What is required:
Say how many lines in the data below contain the word "복사본을", and give no other text.

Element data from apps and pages

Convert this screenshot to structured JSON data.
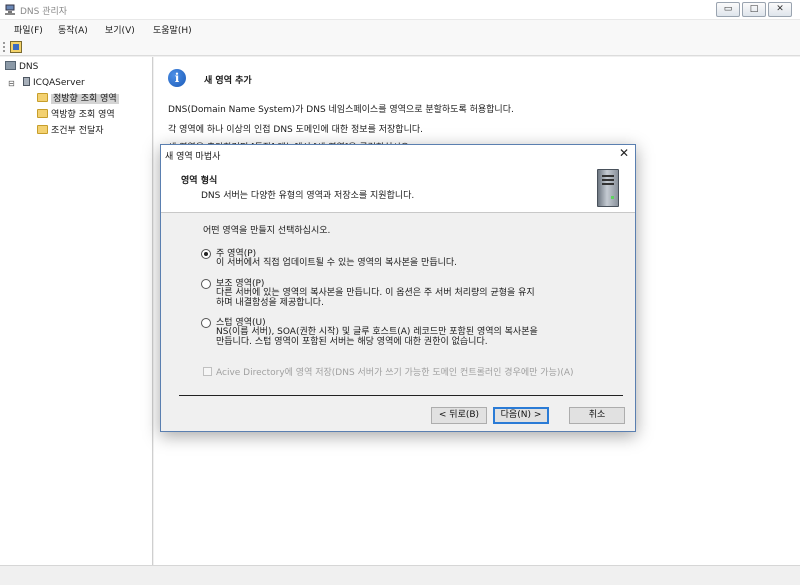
{
  "window": {
    "title": "DNS 관리자",
    "controls": [
      "▭",
      "□",
      "✕"
    ]
  },
  "menu": [
    "파일(F)",
    "동작(A)",
    "보기(V)",
    "도움말(H)"
  ],
  "tree": {
    "root": "DNS",
    "server": "ICQAServer",
    "items": [
      "정방향 조회 영역",
      "역방향 조회 영역",
      "조건부 전달자"
    ]
  },
  "right": {
    "heading": "새 영역 추가",
    "para1": "DNS(Domain Name System)가 DNS 네임스페이스를 영역으로 분할하도록 허용합니다.",
    "para2": "각 영역에 하나 이상의 인접 DNS 도메인에 대한 정보를 저장합니다.",
    "para3": "새 영역을 추가하려면 [동작] 메뉴에서 [새 영역]을 클릭하십시오."
  },
  "dialog": {
    "title": "새 영역 마법사",
    "close": "✕",
    "header_title": "영역 형식",
    "header_desc": "DNS 서버는 다양한 유형의 영역과 저장소를 지원합니다.",
    "question": "어떤 영역을 만들지 선택하십시오.",
    "options": [
      {
        "label": "주 영역(P)",
        "desc": "이 서버에서 직접 업데이트될 수 있는 영역의 복사본을 만듭니다.",
        "selected": true
      },
      {
        "label": "보조 영역(P)",
        "desc": "다른 서버에 있는 영역의 복사본을 만듭니다. 이 옵션은 주 서버 처리량의 균형을 유지\n하며 내결함성을 제공합니다.",
        "selected": false
      },
      {
        "label": "스텁 영역(U)",
        "desc": "NS(이름 서버), SOA(권한 시작) 및 글루 호스트(A) 레코드만 포함된 영역의 복사본을\n만듭니다. 스텁 영역이 포함된 서버는 해당 영역에 대한 권한이 없습니다.",
        "selected": false
      }
    ],
    "checkbox": "Acive Directory에 영역 저장(DNS 서버가 쓰기 가능한 도메인 컨트롤러인 경우에만 가능)(A)",
    "buttons": {
      "back": "< 뒤로(B)",
      "next": "다음(N) >",
      "cancel": "취소"
    }
  }
}
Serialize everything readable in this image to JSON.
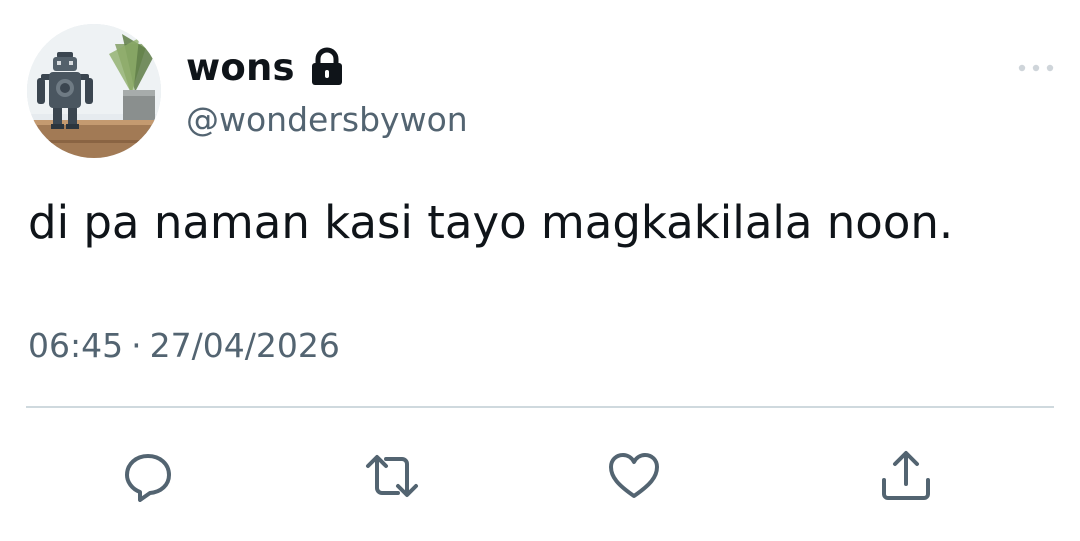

Exercise answer:
3